%%

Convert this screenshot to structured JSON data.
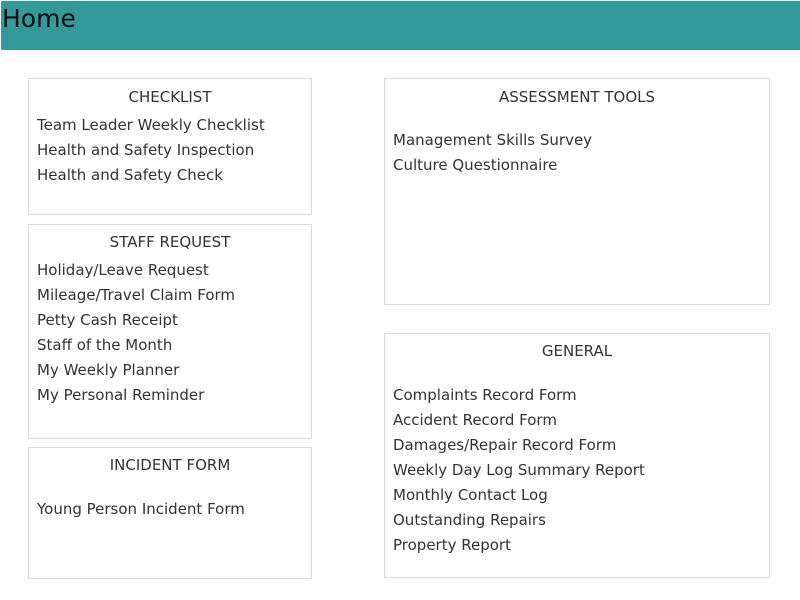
{
  "header": {
    "title": "Home",
    "background_color": "#339999"
  },
  "panels": {
    "checklist": {
      "title": "CHECKLIST",
      "items": [
        "Team Leader Weekly Checklist",
        "Health and Safety Inspection",
        "Health and Safety Check"
      ]
    },
    "staff_request": {
      "title": "STAFF REQUEST",
      "items": [
        "Holiday/Leave Request",
        "Mileage/Travel Claim Form",
        "Petty Cash Receipt",
        "Staff of the Month",
        "My Weekly Planner",
        "My Personal Reminder"
      ]
    },
    "incident_form": {
      "title": "INCIDENT FORM",
      "items": [
        "Young Person Incident Form"
      ]
    },
    "assessment_tools": {
      "title": "ASSESSMENT TOOLS",
      "items": [
        "Management Skills Survey",
        "Culture Questionnaire"
      ]
    },
    "general": {
      "title": "GENERAL",
      "items": [
        "Complaints Record Form",
        "Accident Record Form",
        "Damages/Repair Record Form",
        "Weekly Day Log Summary Report",
        "Monthly Contact Log",
        "Outstanding Repairs",
        "Property Report"
      ]
    }
  }
}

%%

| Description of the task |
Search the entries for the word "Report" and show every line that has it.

| Output of the exercise |
        "Weekly Day Log Summary Report",
        "Property Report"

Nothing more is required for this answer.